■ Problem details:
Repeat the records word for word, excluding any picture.

■ Entries supplied:
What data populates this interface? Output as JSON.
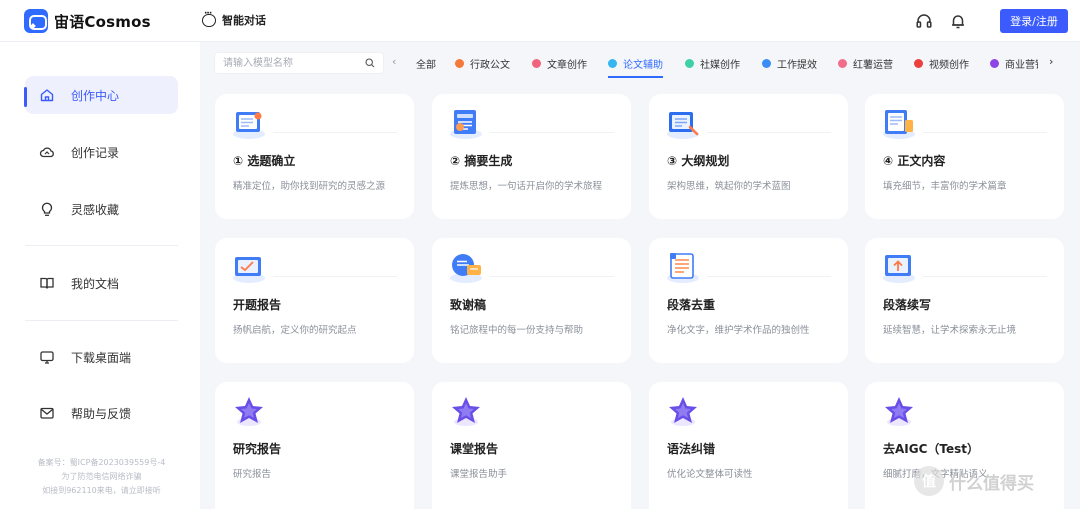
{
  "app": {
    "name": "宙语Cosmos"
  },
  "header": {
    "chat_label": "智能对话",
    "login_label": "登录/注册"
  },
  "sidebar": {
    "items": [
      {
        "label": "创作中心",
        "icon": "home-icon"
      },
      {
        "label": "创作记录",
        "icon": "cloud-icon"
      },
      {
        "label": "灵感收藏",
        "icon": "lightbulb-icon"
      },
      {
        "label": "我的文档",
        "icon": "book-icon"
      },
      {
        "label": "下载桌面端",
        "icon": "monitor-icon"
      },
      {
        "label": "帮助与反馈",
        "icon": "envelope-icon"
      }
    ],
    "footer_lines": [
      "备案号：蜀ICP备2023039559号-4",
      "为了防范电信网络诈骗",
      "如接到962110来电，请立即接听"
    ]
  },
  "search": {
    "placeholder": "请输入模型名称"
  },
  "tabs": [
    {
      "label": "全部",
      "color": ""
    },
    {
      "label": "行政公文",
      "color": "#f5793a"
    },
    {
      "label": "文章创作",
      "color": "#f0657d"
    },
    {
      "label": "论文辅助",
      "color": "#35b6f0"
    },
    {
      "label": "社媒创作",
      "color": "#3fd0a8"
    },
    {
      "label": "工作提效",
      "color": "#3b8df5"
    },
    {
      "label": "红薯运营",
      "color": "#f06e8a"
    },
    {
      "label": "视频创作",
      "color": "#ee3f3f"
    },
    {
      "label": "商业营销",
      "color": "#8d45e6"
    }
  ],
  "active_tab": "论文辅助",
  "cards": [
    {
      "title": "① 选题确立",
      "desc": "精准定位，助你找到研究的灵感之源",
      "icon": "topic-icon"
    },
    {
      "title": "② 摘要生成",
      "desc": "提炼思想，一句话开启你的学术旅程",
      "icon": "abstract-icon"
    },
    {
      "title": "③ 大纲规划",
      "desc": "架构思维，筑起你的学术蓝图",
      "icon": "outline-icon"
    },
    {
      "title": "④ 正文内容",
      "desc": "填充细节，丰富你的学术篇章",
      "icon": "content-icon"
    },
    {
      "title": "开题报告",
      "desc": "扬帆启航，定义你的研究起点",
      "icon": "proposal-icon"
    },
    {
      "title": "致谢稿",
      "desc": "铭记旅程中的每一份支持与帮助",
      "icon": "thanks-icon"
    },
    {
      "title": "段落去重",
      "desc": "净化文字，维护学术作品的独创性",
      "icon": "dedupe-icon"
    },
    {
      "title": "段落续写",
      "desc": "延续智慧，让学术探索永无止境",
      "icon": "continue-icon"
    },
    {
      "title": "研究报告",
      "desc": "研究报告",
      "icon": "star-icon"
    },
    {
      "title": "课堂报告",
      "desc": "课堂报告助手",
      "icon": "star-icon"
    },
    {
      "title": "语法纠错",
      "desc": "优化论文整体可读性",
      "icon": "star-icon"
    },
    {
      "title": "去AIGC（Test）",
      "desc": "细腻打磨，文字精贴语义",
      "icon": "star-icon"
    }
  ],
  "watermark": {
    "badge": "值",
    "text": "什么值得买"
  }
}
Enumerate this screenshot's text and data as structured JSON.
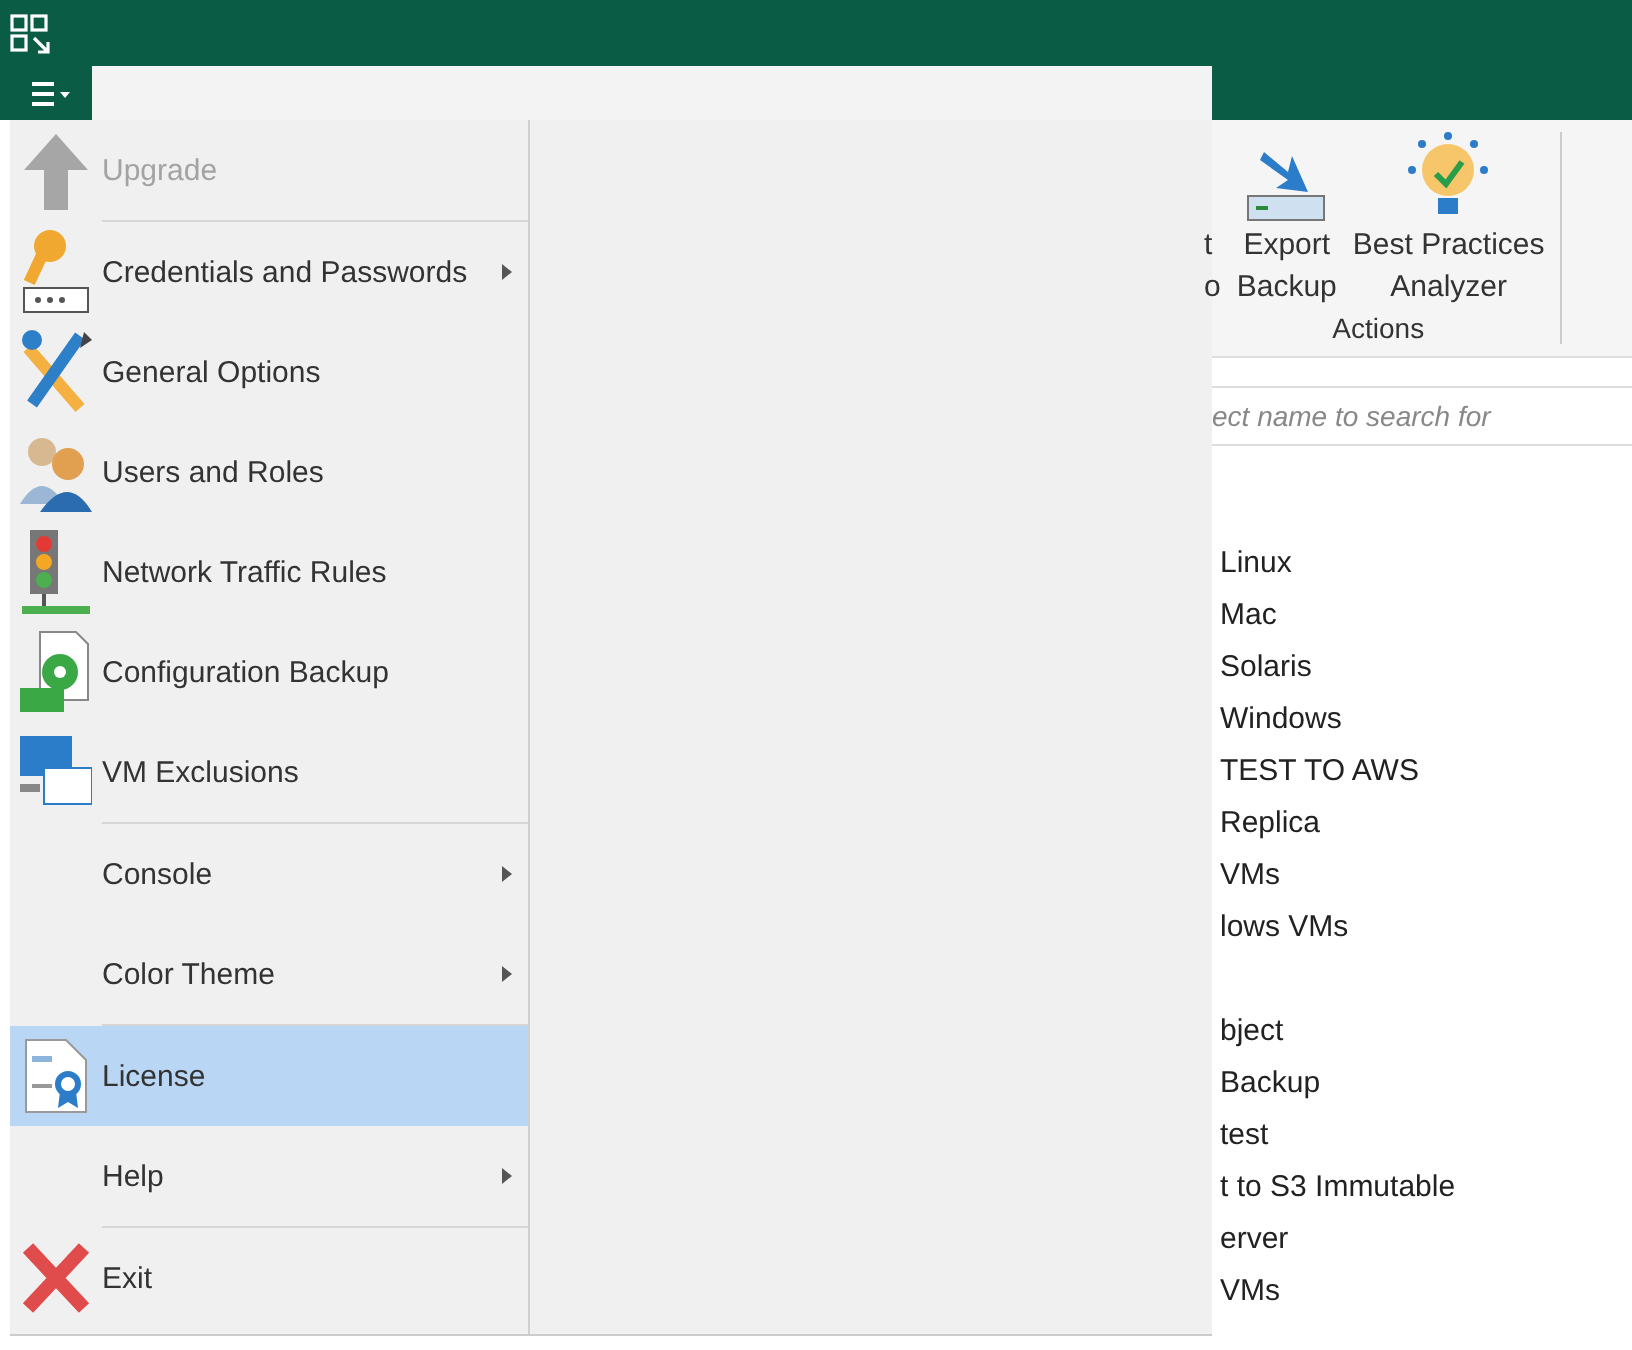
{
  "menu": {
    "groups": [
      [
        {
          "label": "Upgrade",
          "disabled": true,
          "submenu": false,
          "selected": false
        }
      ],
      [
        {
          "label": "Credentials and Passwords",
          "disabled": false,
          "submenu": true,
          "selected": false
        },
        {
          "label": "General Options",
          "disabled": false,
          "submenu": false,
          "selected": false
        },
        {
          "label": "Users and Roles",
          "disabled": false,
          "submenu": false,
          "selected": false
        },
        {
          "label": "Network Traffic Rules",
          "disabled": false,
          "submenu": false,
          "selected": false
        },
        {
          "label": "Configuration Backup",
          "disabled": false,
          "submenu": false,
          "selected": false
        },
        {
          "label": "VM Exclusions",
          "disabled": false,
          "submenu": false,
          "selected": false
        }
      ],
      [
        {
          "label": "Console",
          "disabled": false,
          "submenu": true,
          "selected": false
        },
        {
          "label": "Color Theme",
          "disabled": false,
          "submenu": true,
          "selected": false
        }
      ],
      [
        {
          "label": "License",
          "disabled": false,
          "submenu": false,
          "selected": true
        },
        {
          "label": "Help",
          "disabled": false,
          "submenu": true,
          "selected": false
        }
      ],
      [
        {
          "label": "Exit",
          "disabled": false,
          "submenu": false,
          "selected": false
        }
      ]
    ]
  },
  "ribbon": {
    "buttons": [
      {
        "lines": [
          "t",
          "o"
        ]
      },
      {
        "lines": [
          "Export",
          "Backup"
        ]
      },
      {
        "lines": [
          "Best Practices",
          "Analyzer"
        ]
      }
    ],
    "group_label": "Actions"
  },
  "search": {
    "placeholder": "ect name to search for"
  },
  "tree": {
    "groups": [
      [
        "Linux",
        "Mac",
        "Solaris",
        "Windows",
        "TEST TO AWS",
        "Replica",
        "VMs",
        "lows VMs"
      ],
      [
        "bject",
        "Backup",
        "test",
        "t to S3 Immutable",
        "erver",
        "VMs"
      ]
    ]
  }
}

■ Finished task:
What data populates this interface? Output as JSON.
{
  "app": {
    "name": "宙语Cosmos"
  },
  "header": {
    "chat_label": "智能对话",
    "login_label": "登录/注册"
  },
  "sidebar": {
    "items": [
      {
        "label": "创作中心",
        "icon": "home-icon"
      },
      {
        "label": "创作记录",
        "icon": "cloud-icon"
      },
      {
        "label": "灵感收藏",
        "icon": "lightbulb-icon"
      },
      {
        "label": "我的文档",
        "icon": "book-icon"
      },
      {
        "label": "下载桌面端",
        "icon": "monitor-icon"
      },
      {
        "label": "帮助与反馈",
        "icon": "envelope-icon"
      }
    ],
    "footer_lines": [
      "备案号：蜀ICP备2023039559号-4",
      "为了防范电信网络诈骗",
      "如接到962110来电，请立即接听"
    ]
  },
  "search": {
    "placeholder": "请输入模型名称"
  },
  "tabs": [
    {
      "label": "全部",
      "color": ""
    },
    {
      "label": "行政公文",
      "color": "#f5793a"
    },
    {
      "label": "文章创作",
      "color": "#f0657d"
    },
    {
      "label": "论文辅助",
      "color": "#35b6f0"
    },
    {
      "label": "社媒创作",
      "color": "#3fd0a8"
    },
    {
      "label": "工作提效",
      "color": "#3b8df5"
    },
    {
      "label": "红薯运营",
      "color": "#f06e8a"
    },
    {
      "label": "视频创作",
      "color": "#ee3f3f"
    },
    {
      "label": "商业营销",
      "color": "#8d45e6"
    }
  ],
  "active_tab": "论文辅助",
  "cards": [
    {
      "title": "① 选题确立",
      "desc": "精准定位，助你找到研究的灵感之源",
      "icon": "topic-icon"
    },
    {
      "title": "② 摘要生成",
      "desc": "提炼思想，一句话开启你的学术旅程",
      "icon": "abstract-icon"
    },
    {
      "title": "③ 大纲规划",
      "desc": "架构思维，筑起你的学术蓝图",
      "icon": "outline-icon"
    },
    {
      "title": "④ 正文内容",
      "desc": "填充细节，丰富你的学术篇章",
      "icon": "content-icon"
    },
    {
      "title": "开题报告",
      "desc": "扬帆启航，定义你的研究起点",
      "icon": "proposal-icon"
    },
    {
      "title": "致谢稿",
      "desc": "铭记旅程中的每一份支持与帮助",
      "icon": "thanks-icon"
    },
    {
      "title": "段落去重",
      "desc": "净化文字，维护学术作品的独创性",
      "icon": "dedupe-icon"
    },
    {
      "title": "段落续写",
      "desc": "延续智慧，让学术探索永无止境",
      "icon": "continue-icon"
    },
    {
      "title": "研究报告",
      "desc": "研究报告",
      "icon": "star-icon"
    },
    {
      "title": "课堂报告",
      "desc": "课堂报告助手",
      "icon": "star-icon"
    },
    {
      "title": "语法纠错",
      "desc": "优化论文整体可读性",
      "icon": "star-icon"
    },
    {
      "title": "去AIGC（Test）",
      "desc": "细腻打磨，文字精贴语义",
      "icon": "star-icon"
    }
  ],
  "watermark": {
    "badge": "值",
    "text": "什么值得买"
  }
}
Enumerate this screenshot's text and data as structured JSON.
{
  "menu": {
    "groups": [
      [
        {
          "label": "Upgrade",
          "disabled": true,
          "submenu": false,
          "selected": false
        }
      ],
      [
        {
          "label": "Credentials and Passwords",
          "disabled": false,
          "submenu": true,
          "selected": false
        },
        {
          "label": "General Options",
          "disabled": false,
          "submenu": false,
          "selected": false
        },
        {
          "label": "Users and Roles",
          "disabled": false,
          "submenu": false,
          "selected": false
        },
        {
          "label": "Network Traffic Rules",
          "disabled": false,
          "submenu": false,
          "selected": false
        },
        {
          "label": "Configuration Backup",
          "disabled": false,
          "submenu": false,
          "selected": false
        },
        {
          "label": "VM Exclusions",
          "disabled": false,
          "submenu": false,
          "selected": false
        }
      ],
      [
        {
          "label": "Console",
          "disabled": false,
          "submenu": true,
          "selected": false
        },
        {
          "label": "Color Theme",
          "disabled": false,
          "submenu": true,
          "selected": false
        }
      ],
      [
        {
          "label": "License",
          "disabled": false,
          "submenu": false,
          "selected": true
        },
        {
          "label": "Help",
          "disabled": false,
          "submenu": true,
          "selected": false
        }
      ],
      [
        {
          "label": "Exit",
          "disabled": false,
          "submenu": false,
          "selected": false
        }
      ]
    ]
  },
  "ribbon": {
    "buttons": [
      {
        "lines": [
          "t",
          "o"
        ]
      },
      {
        "lines": [
          "Export",
          "Backup"
        ]
      },
      {
        "lines": [
          "Best Practices",
          "Analyzer"
        ]
      }
    ],
    "group_label": "Actions"
  },
  "search": {
    "placeholder": "ect name to search for"
  },
  "tree": {
    "groups": [
      [
        "Linux",
        "Mac",
        "Solaris",
        "Windows",
        "TEST TO AWS",
        "Replica",
        "VMs",
        "lows VMs"
      ],
      [
        "bject",
        "Backup",
        "test",
        "t to S3 Immutable",
        "erver",
        "VMs"
      ]
    ]
  }
}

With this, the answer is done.